U.S. Citizenship and Immigration Services (USCIS) is continuing to implement the June 28, 2018, Policy Memorandum (PM), Updated Guidance for the Referral of Cases and Issuance of Notices to Appear (NTAs) in Cases Involving Inadmissible and Deportable Aliens (PDF, 140 KB).

USCIS may issue NTAs as described below based on denials of I-914/I-914A, Application for T Nonimmigrant Status; I-918/I-918A, Petition for U Nonimmigrant Status; I-360, Petition for Amerasian, Widow(er), or Special Immigrant (Violence Against Women Act self-petitions and Special Immigrant Juvenile Status petitions); I-730, Refugee/Asylee Relative Petitions when the beneficiary is present in the US; I-929, Petition for Qualifying Family Member of a U-1 Nonimmigrant; and I-485 Application to Register Permanent Residence or Adjust Status (with the underlying form types listed above).

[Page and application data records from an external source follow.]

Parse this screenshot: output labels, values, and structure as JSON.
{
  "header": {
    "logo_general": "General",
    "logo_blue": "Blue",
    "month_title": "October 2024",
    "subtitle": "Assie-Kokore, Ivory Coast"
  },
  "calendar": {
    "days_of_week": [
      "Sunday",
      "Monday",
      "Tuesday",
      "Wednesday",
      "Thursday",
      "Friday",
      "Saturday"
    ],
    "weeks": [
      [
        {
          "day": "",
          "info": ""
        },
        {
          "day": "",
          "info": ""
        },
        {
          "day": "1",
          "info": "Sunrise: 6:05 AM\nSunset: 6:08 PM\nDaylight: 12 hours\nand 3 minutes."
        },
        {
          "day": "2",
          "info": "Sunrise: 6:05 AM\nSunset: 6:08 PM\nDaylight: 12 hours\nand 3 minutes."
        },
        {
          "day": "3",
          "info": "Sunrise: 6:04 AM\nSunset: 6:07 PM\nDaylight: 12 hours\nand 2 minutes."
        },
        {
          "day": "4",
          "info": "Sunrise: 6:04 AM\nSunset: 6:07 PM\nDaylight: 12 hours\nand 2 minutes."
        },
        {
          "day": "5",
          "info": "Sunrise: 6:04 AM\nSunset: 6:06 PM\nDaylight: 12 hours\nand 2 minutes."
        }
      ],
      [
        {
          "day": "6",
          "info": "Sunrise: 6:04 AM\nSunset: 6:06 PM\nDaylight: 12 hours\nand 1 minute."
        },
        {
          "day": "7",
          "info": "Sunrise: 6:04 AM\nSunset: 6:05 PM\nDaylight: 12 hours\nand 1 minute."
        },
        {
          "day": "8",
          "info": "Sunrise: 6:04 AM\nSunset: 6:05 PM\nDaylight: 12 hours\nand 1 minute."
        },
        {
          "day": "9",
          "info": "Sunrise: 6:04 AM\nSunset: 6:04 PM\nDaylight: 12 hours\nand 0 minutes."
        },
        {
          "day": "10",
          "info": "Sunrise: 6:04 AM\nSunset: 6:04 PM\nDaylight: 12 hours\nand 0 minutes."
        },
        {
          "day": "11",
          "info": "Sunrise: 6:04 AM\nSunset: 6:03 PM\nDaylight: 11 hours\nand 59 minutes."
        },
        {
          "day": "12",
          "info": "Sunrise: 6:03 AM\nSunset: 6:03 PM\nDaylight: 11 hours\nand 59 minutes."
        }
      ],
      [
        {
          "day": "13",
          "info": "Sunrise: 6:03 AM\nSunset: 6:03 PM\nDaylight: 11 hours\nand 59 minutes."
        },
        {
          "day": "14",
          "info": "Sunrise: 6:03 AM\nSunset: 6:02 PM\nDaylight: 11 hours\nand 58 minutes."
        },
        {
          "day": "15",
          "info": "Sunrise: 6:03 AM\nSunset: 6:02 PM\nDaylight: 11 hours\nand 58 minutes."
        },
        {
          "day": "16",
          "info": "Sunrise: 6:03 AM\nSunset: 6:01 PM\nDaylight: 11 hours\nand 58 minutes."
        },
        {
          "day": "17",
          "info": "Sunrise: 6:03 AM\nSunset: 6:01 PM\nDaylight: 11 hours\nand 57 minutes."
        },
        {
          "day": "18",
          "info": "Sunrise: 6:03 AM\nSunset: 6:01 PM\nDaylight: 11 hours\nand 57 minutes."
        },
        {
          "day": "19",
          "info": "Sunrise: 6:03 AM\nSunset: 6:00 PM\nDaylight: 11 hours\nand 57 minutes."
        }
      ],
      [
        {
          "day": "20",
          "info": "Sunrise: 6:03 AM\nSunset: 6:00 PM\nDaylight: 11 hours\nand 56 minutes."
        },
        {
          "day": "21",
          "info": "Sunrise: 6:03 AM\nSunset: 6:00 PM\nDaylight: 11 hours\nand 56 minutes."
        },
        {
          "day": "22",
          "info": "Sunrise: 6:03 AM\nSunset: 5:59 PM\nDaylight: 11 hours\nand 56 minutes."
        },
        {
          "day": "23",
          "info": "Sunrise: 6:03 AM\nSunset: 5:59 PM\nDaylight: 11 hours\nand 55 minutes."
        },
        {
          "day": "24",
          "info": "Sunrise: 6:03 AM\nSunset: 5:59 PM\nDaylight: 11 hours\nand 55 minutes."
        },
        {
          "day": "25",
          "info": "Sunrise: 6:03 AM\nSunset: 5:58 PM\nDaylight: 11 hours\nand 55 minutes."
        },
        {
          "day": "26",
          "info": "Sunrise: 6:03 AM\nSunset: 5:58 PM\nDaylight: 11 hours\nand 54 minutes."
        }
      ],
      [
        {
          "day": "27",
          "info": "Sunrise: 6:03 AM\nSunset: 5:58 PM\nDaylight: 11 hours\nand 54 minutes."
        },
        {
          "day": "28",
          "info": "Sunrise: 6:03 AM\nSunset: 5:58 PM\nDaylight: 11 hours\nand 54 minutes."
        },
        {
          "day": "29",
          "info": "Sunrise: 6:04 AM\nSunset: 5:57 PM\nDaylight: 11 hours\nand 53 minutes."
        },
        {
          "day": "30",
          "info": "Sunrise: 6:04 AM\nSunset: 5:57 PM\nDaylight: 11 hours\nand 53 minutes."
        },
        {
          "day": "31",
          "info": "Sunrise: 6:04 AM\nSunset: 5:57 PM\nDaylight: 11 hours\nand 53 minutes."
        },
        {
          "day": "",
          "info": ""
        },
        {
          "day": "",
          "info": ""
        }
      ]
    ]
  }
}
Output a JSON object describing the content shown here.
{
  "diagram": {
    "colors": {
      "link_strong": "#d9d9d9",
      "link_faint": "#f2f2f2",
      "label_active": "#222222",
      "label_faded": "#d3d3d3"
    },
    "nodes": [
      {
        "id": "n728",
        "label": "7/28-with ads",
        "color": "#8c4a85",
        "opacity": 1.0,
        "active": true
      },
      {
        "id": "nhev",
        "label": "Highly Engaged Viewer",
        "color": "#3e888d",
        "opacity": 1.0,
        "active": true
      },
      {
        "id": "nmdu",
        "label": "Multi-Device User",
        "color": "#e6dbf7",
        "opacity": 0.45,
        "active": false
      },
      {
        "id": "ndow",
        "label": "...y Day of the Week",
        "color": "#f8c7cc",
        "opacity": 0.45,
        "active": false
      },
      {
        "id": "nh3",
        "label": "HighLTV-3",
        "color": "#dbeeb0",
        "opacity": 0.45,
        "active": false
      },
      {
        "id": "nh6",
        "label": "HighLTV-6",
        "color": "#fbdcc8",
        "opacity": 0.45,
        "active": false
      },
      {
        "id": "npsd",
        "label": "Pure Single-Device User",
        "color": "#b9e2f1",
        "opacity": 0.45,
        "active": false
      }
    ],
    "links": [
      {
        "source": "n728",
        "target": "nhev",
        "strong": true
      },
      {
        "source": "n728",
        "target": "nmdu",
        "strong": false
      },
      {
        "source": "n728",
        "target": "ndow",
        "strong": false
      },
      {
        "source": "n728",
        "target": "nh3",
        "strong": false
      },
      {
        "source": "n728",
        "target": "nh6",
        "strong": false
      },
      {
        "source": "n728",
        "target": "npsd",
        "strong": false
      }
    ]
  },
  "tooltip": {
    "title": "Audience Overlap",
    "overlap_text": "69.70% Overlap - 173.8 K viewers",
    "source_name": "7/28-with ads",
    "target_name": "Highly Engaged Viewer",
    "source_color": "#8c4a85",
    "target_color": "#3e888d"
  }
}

If applicants, beneficiaries, or self-petitioners who are denied are no longer in a period of authorized stay and do not depart the United States, USCIS may issue an NTA. USCIS will continue to send denial letters for these applications and petitions to ensure adequate notice regarding period of authorized stay, checking travel compliance, or validating departure from the United States.